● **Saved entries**
——————————

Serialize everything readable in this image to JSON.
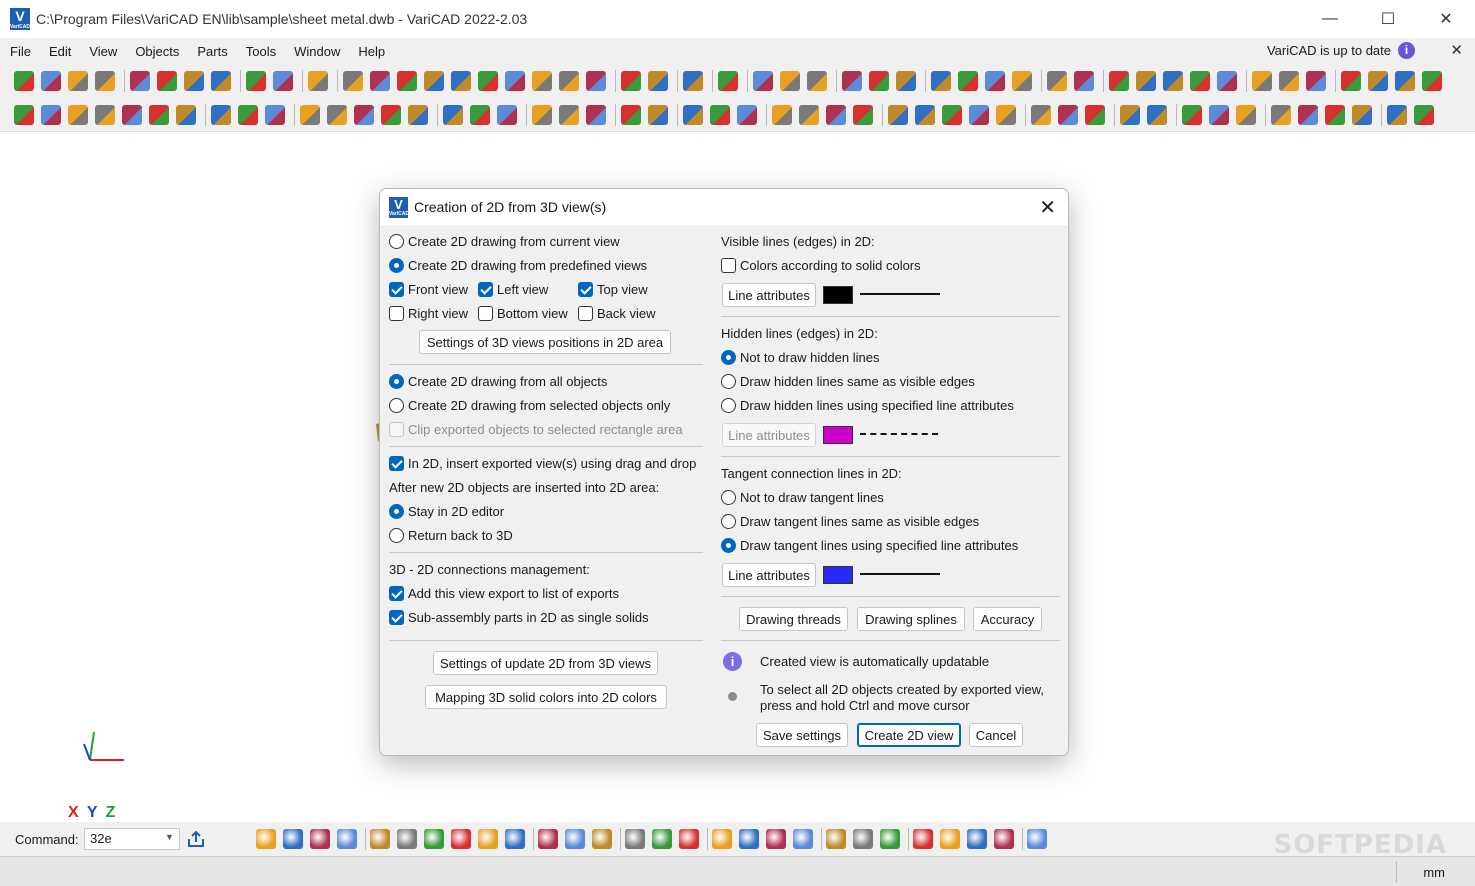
{
  "window": {
    "title": "C:\\Program Files\\VariCAD EN\\lib\\sample\\sheet metal.dwb - VariCAD 2022-2.03",
    "logo_text": "V",
    "logo_sub": "VariCAD",
    "minimize": "—",
    "maximize": "☐",
    "close": "✕"
  },
  "menu": {
    "items": [
      "File",
      "Edit",
      "View",
      "Objects",
      "Parts",
      "Tools",
      "Window",
      "Help"
    ],
    "update_status": "VariCAD is up to date",
    "info_glyph": "i",
    "close_glyph": "✕"
  },
  "canvas": {
    "axis_x": "X",
    "axis_y": "Y",
    "axis_z": "Z"
  },
  "command": {
    "label": "Command:",
    "value": "32e",
    "dropdown_glyph": "▼"
  },
  "status": {
    "units": "mm",
    "watermark": "SOFTPEDIA"
  },
  "dialog": {
    "title": "Creation of 2D from 3D view(s)",
    "logo_text": "V",
    "logo_sub": "VariCAD",
    "close_glyph": "✕",
    "left": {
      "create_current_view": "Create 2D drawing from current view",
      "create_predefined_views": "Create 2D drawing from predefined views",
      "front_view": "Front view",
      "left_view": "Left view",
      "top_view": "Top view",
      "right_view": "Right view",
      "bottom_view": "Bottom view",
      "back_view": "Back view",
      "settings_positions_button": "Settings of 3D views positions in 2D area",
      "create_all_objects": "Create 2D drawing from all objects",
      "create_selected_objects": "Create 2D drawing from selected objects only",
      "clip_exported_objects": "Clip exported objects to selected rectangle area",
      "insert_drag_drop": "In 2D, insert exported view(s) using drag and drop",
      "after_insert_label": "After new 2D objects are inserted into 2D area:",
      "stay_in_2d": "Stay in 2D editor",
      "return_to_3d": "Return back to 3D",
      "connections_label": "3D - 2D connections management:",
      "add_to_exports": "Add this view export to list of exports",
      "subassembly_single": "Sub-assembly parts in 2D as single solids",
      "settings_update_button": "Settings of update 2D from 3D views",
      "mapping_colors_button": "Mapping 3D solid colors into 2D colors"
    },
    "right": {
      "visible_lines_label": "Visible lines (edges) in 2D:",
      "colors_solid": "Colors according to solid colors",
      "visible_line_attr_button": "Line attributes",
      "visible_color": "#000000",
      "hidden_lines_label": "Hidden lines (edges) in 2D:",
      "hidden_not_draw": "Not to draw hidden lines",
      "hidden_same_visible": "Draw hidden lines same as visible edges",
      "hidden_specified": "Draw hidden lines using specified line attributes",
      "hidden_line_attr_button": "Line attributes",
      "hidden_color": "#cc00cc",
      "tangent_lines_label": "Tangent connection lines in 2D:",
      "tangent_not_draw": "Not to draw tangent lines",
      "tangent_same_visible": "Draw tangent lines same as visible edges",
      "tangent_specified": "Draw tangent lines using specified line attributes",
      "tangent_line_attr_button": "Line attributes",
      "tangent_color": "#2a2af5",
      "drawing_threads_button": "Drawing threads",
      "drawing_splines_button": "Drawing splines",
      "accuracy_button": "Accuracy",
      "info_glyph": "i",
      "info_updatable": "Created view is automatically updatable",
      "info_select_line1": "To select all 2D objects created by exported view,",
      "info_select_line2": "press and hold Ctrl and move cursor",
      "save_settings_button": "Save settings",
      "create_2d_view_button": "Create 2D view",
      "cancel_button": "Cancel"
    }
  }
}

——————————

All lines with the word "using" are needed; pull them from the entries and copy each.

● **TASK ANSWER**
      "insert_drag_drop": "In 2D, insert exported view(s) using drag and drop",
      "hidden_specified": "Draw hidden lines using specified line attributes",
      "tangent_specified": "Draw tangent lines using specified line attributes",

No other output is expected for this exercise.